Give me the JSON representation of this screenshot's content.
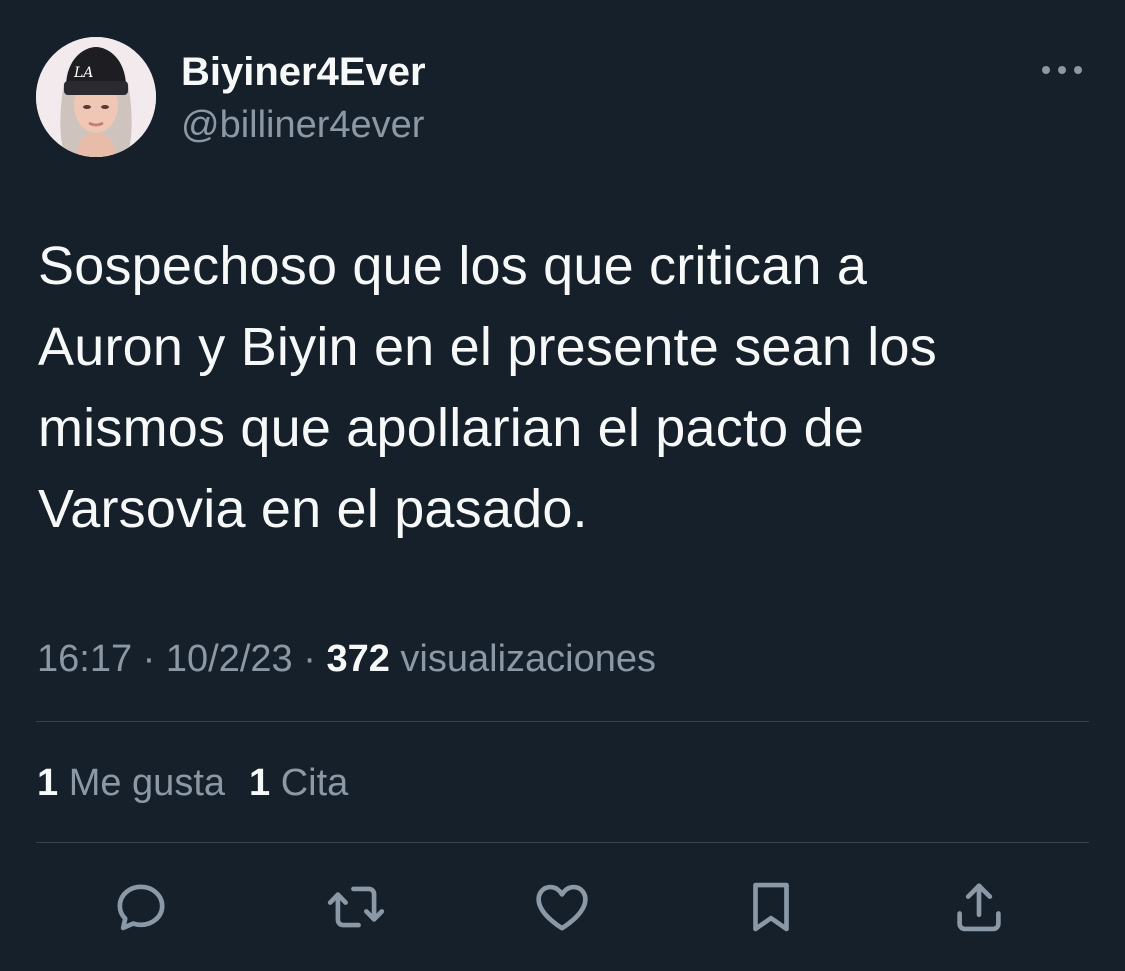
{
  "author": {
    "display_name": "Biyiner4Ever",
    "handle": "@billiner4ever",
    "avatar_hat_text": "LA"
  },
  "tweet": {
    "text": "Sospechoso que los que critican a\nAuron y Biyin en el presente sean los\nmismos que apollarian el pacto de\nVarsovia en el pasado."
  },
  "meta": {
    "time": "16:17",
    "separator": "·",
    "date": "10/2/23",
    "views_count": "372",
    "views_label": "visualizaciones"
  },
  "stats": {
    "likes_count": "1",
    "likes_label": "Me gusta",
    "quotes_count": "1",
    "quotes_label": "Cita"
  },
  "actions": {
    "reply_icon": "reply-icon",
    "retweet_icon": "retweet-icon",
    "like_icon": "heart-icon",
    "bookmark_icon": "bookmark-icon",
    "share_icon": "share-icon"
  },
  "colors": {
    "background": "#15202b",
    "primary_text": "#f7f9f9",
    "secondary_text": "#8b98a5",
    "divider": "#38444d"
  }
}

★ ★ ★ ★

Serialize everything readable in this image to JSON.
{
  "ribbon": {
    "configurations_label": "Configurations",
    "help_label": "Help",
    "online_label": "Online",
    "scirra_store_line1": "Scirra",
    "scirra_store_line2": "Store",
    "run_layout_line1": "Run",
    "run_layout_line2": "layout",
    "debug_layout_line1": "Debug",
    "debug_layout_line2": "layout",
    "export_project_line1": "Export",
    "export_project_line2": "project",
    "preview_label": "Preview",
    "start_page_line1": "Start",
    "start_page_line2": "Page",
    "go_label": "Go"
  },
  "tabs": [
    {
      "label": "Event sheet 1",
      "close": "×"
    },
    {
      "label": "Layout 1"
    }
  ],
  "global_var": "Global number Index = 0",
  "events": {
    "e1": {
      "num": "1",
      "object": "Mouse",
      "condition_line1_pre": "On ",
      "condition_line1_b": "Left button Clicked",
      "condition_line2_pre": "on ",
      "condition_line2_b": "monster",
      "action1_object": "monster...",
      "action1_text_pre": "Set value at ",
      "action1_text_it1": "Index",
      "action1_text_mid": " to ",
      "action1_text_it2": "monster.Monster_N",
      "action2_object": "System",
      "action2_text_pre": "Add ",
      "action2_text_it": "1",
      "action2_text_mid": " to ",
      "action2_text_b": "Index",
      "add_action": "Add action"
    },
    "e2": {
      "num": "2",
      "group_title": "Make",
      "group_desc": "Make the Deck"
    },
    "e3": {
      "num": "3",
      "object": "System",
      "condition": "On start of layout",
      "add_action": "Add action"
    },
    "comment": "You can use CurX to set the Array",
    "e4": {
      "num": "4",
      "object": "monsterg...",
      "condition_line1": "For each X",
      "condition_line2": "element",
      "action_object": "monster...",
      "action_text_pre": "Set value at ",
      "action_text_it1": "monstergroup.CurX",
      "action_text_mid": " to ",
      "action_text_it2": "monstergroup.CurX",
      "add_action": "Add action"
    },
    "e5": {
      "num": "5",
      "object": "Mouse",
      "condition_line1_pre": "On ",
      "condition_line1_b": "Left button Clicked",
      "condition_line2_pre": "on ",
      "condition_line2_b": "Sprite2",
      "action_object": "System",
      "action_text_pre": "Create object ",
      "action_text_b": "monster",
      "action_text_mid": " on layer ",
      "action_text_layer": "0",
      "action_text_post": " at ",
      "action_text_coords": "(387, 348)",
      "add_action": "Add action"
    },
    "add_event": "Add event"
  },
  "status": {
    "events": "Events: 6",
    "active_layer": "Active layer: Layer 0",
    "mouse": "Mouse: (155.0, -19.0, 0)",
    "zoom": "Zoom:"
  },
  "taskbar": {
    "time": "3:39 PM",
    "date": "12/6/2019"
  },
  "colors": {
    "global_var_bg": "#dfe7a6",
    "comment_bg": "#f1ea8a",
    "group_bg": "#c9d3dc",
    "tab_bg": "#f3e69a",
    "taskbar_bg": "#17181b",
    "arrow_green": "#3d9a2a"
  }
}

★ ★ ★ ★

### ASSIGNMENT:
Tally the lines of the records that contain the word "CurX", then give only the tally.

### REPLY TO THE EXERCISE:
3